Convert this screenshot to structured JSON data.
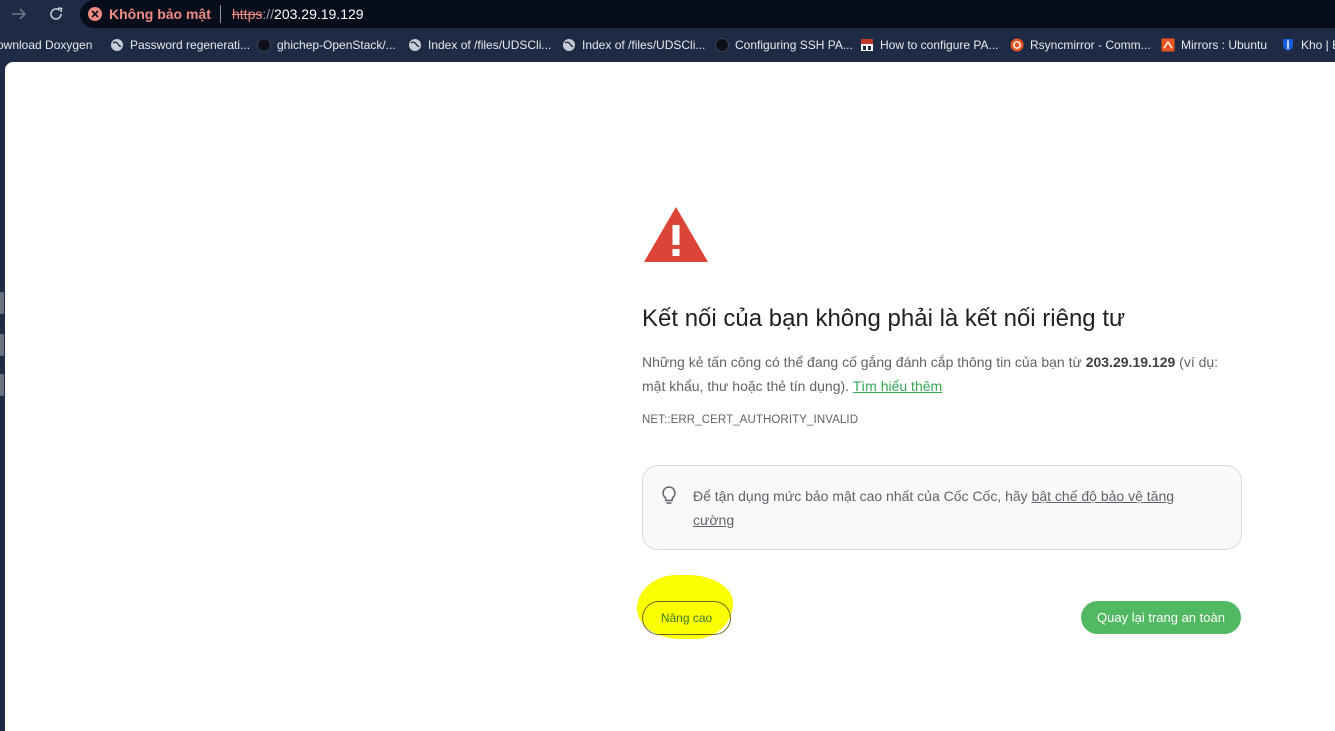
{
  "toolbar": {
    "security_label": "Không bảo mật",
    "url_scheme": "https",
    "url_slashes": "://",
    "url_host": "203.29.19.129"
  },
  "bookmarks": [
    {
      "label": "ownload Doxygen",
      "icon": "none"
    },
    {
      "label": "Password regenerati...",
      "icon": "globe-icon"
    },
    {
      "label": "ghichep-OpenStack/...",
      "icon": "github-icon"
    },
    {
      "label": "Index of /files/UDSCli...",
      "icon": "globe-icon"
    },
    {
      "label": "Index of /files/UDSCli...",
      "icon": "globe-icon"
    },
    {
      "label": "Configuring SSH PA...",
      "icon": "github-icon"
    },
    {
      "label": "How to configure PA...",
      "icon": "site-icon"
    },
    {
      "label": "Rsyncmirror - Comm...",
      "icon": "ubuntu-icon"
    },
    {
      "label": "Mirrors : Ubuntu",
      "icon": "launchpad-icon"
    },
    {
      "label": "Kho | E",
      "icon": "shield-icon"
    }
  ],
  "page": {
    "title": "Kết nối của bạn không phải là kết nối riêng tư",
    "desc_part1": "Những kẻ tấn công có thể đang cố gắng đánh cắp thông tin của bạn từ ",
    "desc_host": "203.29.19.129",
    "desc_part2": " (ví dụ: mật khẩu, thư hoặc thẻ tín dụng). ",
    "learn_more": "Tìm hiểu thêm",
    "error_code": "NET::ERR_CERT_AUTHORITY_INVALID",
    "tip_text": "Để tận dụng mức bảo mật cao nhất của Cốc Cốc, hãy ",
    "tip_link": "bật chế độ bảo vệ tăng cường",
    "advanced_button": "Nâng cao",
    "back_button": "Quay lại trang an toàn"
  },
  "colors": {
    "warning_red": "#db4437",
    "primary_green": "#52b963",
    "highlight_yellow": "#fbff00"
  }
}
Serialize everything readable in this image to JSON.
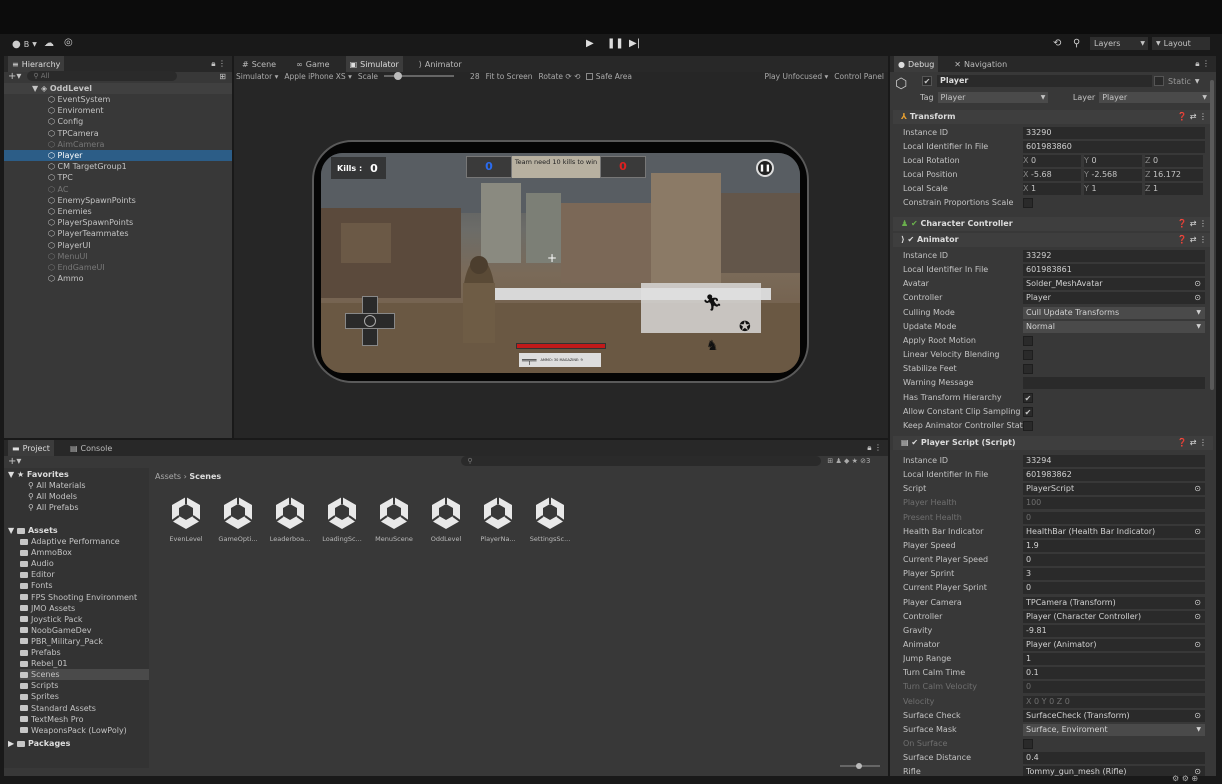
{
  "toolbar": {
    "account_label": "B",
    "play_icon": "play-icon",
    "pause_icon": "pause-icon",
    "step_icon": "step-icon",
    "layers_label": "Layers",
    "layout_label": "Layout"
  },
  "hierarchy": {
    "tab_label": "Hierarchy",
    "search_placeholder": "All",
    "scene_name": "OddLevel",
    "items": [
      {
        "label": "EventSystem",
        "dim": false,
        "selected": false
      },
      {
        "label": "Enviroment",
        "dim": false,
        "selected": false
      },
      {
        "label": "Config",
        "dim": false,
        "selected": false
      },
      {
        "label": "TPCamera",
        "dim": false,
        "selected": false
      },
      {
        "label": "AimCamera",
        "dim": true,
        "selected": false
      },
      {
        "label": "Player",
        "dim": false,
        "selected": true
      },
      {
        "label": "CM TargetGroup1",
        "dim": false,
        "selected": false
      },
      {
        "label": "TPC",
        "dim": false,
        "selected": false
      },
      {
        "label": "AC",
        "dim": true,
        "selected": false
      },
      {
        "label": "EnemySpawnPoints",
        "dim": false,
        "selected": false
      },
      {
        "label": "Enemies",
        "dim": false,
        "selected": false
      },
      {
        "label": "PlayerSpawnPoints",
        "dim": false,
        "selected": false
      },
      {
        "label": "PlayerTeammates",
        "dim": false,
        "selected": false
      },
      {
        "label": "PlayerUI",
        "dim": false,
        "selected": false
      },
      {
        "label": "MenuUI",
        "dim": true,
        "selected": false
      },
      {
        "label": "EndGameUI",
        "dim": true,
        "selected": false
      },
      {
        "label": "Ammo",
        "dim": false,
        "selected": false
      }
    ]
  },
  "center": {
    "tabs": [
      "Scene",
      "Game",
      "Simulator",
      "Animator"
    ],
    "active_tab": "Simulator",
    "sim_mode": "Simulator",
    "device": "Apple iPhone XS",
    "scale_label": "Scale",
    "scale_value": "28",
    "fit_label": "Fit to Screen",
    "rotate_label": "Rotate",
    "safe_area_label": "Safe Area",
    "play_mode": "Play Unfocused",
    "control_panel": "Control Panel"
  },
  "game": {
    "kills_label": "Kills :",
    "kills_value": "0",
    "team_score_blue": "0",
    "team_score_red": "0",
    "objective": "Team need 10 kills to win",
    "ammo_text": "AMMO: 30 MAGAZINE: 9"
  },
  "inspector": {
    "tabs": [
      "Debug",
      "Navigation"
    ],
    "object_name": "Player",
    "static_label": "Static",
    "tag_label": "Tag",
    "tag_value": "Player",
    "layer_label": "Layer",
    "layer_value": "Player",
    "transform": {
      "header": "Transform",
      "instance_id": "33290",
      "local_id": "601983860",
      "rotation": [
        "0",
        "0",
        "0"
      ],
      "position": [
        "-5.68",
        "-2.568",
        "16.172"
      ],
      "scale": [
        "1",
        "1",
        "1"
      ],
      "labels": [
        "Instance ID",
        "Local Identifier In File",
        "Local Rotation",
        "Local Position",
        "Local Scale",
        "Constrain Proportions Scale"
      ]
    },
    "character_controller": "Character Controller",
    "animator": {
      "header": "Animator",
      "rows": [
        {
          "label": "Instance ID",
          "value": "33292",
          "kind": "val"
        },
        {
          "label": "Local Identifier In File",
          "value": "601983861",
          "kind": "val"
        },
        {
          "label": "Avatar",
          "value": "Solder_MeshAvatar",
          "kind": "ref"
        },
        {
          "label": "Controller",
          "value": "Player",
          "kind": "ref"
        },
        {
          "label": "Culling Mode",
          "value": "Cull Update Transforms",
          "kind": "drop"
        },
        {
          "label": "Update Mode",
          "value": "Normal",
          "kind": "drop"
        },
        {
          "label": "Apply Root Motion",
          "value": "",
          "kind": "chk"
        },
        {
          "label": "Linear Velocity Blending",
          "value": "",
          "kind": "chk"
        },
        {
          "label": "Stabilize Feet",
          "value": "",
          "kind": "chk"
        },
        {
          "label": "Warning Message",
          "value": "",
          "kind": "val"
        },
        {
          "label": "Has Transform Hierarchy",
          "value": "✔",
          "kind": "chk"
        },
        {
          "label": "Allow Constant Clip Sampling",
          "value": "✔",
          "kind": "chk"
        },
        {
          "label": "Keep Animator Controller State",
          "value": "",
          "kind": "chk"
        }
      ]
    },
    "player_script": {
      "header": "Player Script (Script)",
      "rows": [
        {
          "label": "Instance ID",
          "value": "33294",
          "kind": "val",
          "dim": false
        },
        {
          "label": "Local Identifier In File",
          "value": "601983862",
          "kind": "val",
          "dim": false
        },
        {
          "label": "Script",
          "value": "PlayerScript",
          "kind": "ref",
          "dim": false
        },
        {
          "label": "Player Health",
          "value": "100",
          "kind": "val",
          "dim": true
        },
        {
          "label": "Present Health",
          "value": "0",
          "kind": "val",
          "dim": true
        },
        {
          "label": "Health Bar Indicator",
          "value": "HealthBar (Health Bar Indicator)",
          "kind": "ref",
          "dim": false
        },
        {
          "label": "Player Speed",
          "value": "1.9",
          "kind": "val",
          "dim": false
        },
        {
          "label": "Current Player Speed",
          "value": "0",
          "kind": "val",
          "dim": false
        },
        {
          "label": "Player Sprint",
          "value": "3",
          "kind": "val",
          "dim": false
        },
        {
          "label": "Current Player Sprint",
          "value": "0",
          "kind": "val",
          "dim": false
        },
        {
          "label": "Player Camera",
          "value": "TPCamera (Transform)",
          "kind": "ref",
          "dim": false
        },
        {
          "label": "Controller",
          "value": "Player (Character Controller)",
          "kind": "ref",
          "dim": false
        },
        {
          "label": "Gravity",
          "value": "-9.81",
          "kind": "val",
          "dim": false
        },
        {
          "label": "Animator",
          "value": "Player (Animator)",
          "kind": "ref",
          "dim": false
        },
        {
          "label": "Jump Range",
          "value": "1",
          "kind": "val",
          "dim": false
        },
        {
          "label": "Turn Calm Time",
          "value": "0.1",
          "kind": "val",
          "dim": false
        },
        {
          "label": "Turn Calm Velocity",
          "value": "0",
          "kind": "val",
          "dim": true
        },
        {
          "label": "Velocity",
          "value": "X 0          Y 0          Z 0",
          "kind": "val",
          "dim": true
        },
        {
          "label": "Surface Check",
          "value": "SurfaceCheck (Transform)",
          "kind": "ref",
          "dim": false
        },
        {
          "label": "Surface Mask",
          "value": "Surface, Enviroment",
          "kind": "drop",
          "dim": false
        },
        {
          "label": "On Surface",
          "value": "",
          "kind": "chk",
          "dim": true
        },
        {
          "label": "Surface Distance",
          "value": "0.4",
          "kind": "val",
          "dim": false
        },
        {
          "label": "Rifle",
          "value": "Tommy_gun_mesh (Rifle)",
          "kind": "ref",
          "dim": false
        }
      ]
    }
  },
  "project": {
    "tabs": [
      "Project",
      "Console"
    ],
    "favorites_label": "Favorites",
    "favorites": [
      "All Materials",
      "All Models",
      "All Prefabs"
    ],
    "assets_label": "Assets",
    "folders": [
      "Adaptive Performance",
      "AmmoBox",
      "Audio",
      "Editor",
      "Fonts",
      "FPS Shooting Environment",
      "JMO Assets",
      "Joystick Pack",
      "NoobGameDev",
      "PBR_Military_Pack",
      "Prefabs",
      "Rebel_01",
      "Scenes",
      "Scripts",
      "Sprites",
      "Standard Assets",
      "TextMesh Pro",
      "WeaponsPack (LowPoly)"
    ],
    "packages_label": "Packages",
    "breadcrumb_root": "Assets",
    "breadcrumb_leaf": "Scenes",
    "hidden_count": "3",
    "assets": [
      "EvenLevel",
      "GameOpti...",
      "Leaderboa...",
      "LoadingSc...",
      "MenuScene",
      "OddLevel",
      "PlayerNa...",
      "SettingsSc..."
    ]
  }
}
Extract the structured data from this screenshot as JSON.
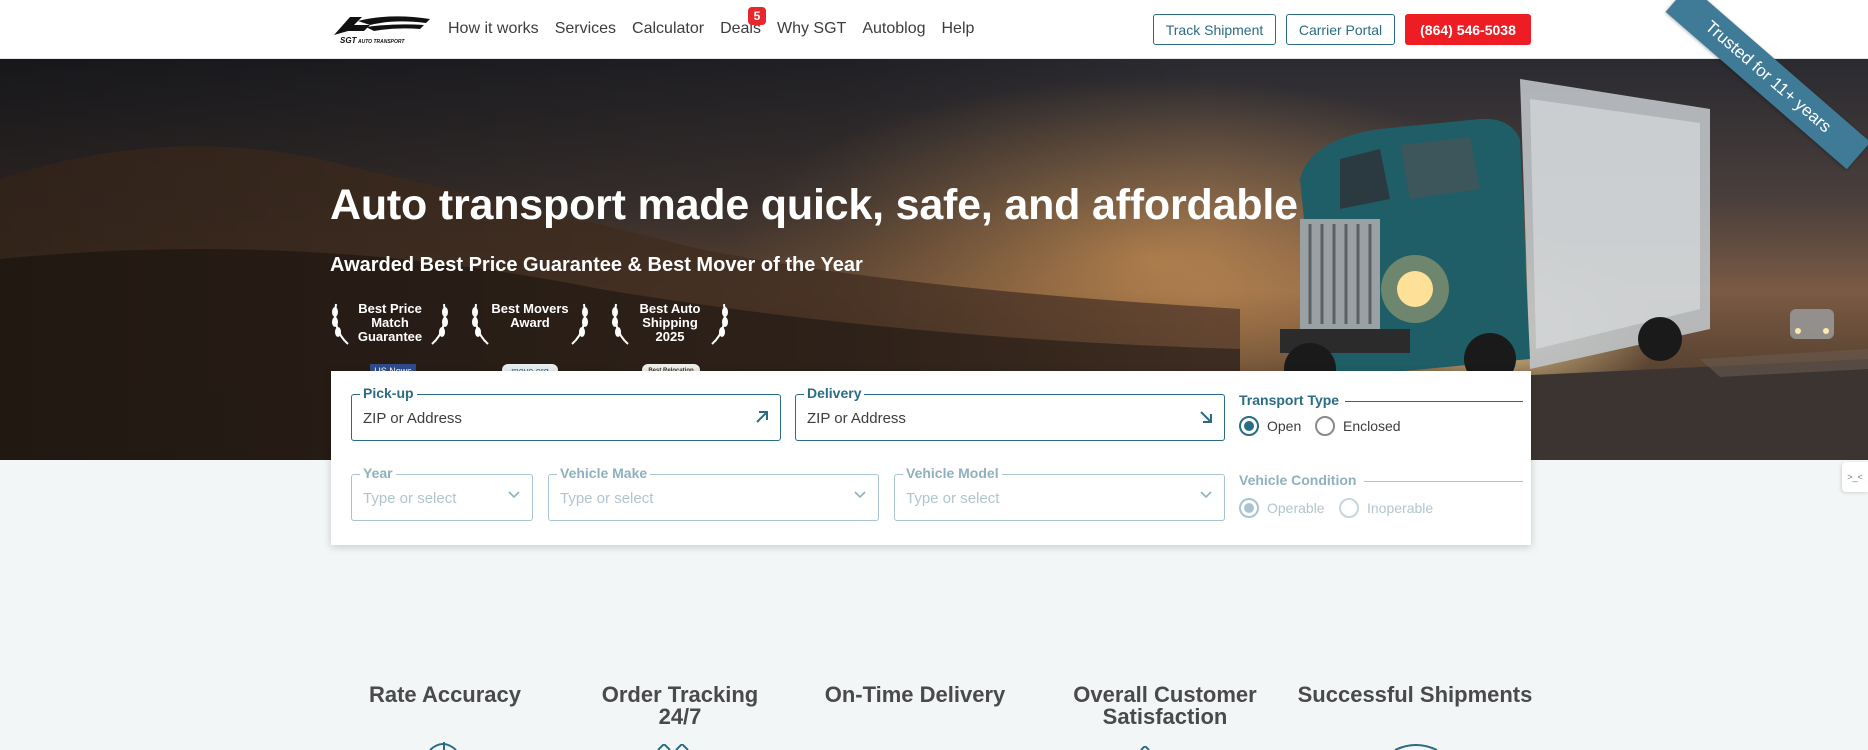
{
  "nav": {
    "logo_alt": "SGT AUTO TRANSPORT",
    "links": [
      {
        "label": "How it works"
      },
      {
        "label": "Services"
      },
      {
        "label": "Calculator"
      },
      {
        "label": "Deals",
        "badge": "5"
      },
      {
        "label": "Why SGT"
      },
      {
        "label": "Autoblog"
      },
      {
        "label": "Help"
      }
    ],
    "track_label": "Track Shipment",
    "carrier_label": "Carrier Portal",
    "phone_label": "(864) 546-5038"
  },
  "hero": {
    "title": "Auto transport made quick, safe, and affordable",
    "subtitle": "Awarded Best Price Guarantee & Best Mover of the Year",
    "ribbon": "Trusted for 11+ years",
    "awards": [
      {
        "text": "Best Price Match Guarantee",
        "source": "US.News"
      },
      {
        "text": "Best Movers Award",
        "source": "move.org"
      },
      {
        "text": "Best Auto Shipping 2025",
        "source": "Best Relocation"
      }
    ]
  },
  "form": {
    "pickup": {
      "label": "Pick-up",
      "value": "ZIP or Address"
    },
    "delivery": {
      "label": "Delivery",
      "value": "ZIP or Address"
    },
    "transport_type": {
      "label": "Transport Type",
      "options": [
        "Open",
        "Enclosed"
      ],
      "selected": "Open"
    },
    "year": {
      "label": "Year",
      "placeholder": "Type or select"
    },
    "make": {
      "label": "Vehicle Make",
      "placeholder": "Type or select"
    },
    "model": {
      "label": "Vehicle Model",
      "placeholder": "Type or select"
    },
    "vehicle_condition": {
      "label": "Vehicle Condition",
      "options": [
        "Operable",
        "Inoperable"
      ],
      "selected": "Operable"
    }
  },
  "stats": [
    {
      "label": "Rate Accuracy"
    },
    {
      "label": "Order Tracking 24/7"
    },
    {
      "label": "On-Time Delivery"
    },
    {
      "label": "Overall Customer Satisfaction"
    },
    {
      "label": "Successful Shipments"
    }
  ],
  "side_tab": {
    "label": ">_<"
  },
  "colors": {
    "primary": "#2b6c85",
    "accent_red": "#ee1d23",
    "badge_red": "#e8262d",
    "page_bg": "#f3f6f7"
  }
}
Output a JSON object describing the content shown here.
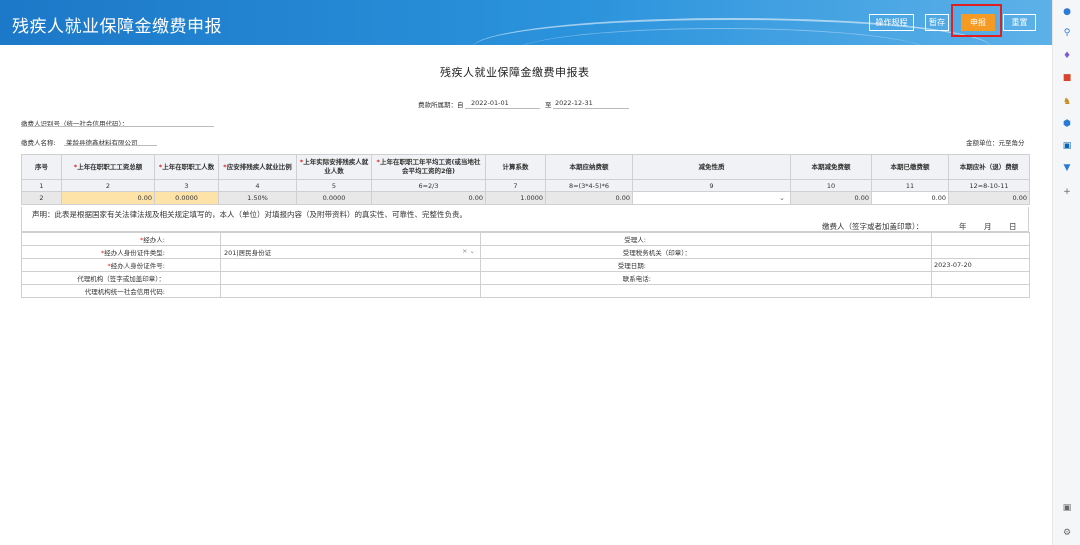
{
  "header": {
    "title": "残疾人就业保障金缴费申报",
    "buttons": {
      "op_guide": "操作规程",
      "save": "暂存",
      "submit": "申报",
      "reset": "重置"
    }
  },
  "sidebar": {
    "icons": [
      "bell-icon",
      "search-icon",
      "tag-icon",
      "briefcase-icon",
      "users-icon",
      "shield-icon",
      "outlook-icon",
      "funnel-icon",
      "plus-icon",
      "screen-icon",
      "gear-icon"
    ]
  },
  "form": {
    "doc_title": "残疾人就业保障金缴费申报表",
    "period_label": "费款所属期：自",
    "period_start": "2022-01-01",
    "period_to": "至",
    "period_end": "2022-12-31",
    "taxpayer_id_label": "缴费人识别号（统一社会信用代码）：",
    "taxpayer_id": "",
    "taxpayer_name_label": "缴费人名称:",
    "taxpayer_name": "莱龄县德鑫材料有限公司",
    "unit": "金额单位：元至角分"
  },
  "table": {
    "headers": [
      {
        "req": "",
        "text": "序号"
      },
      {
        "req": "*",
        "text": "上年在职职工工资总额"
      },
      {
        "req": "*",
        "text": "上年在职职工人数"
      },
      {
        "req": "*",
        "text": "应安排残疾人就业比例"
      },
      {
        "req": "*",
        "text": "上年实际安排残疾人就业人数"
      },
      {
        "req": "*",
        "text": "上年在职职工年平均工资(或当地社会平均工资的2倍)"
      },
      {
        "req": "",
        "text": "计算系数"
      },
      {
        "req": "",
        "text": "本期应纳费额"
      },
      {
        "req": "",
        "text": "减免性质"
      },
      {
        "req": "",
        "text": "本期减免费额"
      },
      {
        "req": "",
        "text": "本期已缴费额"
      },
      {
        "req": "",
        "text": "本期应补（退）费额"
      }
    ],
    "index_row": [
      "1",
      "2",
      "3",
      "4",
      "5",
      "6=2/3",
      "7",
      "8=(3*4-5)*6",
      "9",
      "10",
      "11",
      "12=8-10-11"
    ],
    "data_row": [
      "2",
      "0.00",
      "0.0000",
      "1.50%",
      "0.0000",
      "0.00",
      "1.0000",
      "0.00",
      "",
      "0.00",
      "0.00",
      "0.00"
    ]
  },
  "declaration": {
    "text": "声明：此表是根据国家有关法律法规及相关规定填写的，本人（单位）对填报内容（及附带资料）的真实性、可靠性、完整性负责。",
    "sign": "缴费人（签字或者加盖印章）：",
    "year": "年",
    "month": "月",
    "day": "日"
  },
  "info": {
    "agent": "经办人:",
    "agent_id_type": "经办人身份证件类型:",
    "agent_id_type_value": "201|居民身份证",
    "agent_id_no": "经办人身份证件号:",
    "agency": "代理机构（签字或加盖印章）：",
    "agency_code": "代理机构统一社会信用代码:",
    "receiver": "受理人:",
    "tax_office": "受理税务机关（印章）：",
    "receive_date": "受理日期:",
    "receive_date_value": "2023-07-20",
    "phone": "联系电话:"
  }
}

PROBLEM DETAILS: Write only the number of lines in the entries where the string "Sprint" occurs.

TASK RESPONSE: 2